Rp1 = Vcap / I

where β€œI” is the current through Rp1, or 100mA in this case.

The voltage across Rx2 determines the gate voltage of the P-channel FET. You want to scale it such that the P-FET is just beginning to turn on when the threshold voltage of M1 is reached. At that point, 1uA is passing through M1 and Rx2. The value of Rx2 will depend on the gate threshold value of the P-FET, so you may have to experiment a bit. In the reference design, they scaled it so that about 1mA passed through the P-FET when Vth for M1 was reached. Just a few millivolts above this, the current increased rapidly to 100mA, which clamps the capacitor voltage.

For this design, it is not as critical that the power resistors be right next to the FETs, as it is not a high-speed signal path. I would not go with the ALD810028, as it’s threshold voltage is too high for your caps. The ALD810027 or the ALD810026 would be better choices to protect your caps, with the 0026 giving you a little bit of a safety margin.

Notes on your design:

You are not leaving any margin for your current sense resistor. You will be passing 1W across it at the full 10A charge current, and the resistor you chose is rated for 1W. I would go with at least a 2W resistor in this case.

I don’t know where β€œCS” goes, but it looks odd to have a 10K resistor in series with β€œCS” as shown. Unless you have a pull-down resistor elsewhere, the voltage at β€œCS” will likely float when the phototransistor is off. If you place the resistor between the emitter (pin 4) of the phototransistor and ground and tie β€œCS” to the emitter also, then β€œCS” would be low when the phototransistor is off and high when it is on. If you want reverse logic, connect the resistor between 5V and the collector (pin 6), tie the emitter (pin 4) to ground, and connect β€œCS” to the collector (pin 6).

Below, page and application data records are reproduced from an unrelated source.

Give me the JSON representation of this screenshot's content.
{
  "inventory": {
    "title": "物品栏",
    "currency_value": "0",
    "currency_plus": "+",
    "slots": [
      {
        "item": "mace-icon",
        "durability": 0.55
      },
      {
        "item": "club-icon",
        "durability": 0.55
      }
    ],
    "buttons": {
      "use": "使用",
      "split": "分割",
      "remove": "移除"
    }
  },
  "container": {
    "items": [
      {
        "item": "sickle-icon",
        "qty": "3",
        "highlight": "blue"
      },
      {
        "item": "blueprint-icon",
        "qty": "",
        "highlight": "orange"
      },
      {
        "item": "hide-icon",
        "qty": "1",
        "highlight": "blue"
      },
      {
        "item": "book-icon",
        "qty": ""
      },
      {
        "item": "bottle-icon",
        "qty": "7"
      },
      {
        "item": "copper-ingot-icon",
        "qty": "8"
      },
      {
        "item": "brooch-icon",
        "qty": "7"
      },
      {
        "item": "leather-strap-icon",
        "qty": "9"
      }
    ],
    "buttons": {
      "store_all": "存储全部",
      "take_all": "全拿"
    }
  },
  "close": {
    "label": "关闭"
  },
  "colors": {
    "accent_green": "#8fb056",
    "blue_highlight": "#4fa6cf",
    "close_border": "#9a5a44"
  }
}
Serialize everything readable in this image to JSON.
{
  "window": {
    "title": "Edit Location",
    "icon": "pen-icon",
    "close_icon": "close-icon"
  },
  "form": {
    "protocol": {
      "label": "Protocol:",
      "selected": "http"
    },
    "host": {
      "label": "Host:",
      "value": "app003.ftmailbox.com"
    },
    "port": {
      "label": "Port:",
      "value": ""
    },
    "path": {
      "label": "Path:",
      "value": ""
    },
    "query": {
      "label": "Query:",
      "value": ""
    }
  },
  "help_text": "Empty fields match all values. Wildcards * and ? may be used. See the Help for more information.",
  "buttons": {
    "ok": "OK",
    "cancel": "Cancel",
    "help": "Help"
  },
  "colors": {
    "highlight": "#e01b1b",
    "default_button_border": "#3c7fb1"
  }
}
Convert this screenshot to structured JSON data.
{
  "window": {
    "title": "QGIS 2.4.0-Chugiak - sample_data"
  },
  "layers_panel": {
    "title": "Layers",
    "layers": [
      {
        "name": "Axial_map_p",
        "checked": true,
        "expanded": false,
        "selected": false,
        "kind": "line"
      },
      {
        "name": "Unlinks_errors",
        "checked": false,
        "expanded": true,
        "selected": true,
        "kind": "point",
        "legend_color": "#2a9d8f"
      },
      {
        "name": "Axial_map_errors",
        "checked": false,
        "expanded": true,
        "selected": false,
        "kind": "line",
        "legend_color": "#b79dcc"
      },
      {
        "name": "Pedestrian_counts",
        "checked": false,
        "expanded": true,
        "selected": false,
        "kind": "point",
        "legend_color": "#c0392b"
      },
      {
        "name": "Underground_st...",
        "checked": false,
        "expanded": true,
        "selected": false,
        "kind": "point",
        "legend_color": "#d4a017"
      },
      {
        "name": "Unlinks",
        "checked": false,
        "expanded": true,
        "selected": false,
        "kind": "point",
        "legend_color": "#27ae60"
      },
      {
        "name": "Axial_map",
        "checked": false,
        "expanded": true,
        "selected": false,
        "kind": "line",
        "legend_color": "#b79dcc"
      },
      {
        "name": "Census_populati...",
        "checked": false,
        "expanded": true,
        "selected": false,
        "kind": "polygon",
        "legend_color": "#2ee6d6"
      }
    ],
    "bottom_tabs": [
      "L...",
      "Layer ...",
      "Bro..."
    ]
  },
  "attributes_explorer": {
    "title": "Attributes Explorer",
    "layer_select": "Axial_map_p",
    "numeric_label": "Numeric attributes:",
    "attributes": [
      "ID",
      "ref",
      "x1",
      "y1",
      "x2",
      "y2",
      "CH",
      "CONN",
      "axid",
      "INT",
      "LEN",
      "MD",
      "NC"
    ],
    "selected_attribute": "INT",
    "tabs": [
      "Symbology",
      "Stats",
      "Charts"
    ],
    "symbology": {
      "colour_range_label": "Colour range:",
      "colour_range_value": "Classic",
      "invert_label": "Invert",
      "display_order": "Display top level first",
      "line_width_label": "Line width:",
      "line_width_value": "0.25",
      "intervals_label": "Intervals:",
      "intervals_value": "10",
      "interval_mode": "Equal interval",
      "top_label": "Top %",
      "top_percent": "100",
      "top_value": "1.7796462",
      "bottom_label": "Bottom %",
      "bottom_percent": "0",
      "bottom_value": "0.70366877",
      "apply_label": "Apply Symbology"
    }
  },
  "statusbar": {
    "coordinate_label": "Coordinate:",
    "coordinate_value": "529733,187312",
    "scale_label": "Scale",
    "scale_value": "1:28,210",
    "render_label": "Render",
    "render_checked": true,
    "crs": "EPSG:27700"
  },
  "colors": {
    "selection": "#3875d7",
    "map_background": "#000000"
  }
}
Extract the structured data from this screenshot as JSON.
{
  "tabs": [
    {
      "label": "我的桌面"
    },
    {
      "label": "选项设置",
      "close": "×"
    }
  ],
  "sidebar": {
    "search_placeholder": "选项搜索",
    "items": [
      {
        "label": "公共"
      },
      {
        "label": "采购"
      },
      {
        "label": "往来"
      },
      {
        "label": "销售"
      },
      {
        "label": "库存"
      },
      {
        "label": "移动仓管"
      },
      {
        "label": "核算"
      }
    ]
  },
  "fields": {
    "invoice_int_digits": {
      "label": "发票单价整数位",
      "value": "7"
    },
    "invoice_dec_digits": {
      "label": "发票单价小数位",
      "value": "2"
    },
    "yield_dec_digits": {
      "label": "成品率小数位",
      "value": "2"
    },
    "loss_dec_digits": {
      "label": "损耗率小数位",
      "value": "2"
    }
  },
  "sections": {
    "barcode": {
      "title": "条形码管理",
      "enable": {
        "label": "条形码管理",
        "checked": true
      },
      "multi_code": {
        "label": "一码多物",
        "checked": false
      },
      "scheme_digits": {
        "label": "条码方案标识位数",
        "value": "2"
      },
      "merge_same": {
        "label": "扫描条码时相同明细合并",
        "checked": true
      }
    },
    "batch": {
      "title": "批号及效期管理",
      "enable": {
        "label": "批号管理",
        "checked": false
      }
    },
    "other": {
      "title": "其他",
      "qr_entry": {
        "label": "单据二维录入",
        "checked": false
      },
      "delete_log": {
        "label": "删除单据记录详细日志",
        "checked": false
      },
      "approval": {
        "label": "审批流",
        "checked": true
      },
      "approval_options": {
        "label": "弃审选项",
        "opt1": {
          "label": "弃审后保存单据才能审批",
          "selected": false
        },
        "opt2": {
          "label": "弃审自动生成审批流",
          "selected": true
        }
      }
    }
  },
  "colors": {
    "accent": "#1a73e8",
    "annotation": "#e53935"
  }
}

Also, a minor note: you have the connections for the P-channel MOSFETs, Q10-Q12, correct, but the internal drawings are wrong. You have them drawn as N-channel MOSFETs instead of P-channel MOSFETs. They should look like this:

image

Was wondering why a P-Channel MOSFET is used control the switching ? Why not an N-Channel ?

Because of the way FETs have to be turned on. To turn on an N-Channel FET (N-FET), one must raise the Gate voltage above the Source voltage (Vgs) by some amount (anywhere from 1V to several volts, depending on the particular FET). That works fine if the N-FET is on the low side of the load, but in the circuit referenced, the FET is on the high side of the load (Rp1).

Using an N-FET on the high side of a load, as soon as it starts to turn on, the voltage drop across the Drain-Source region (Vds) becomes very small because its resistance (Rds-on) drops to a low value. This raises the Source voltage up to nearly the Drain voltage, and since the Gate voltage can go no higher than the Drain voltage in this circuit, Vgs drops below the level necessary to fully turn on the FET. The only way to fully turn on an N-FET on the high side of a load is to raise its voltage above the Drain voltage, which can only be done by providing another higher voltage source or by using a booster circuit just for that purpose.

Alternatively, a P-channel FET (P-FET) is turned on by dropping the Gate voltage sufficiently below the Source voltage (-Vgs). Note that with a P-FET, the arrangement of the Drain and Source are reversed in the circuit, with the Source placed at the higher voltage point. So, when placed on the high side of the load, the P-FET will be off when the Gate and the Source are at the same voltage, and it will begin to turn on as Vgs becomes more negative. Since the Source is tied to the upper supply, it is easy to accomplish this without an extra supply or boost circuit.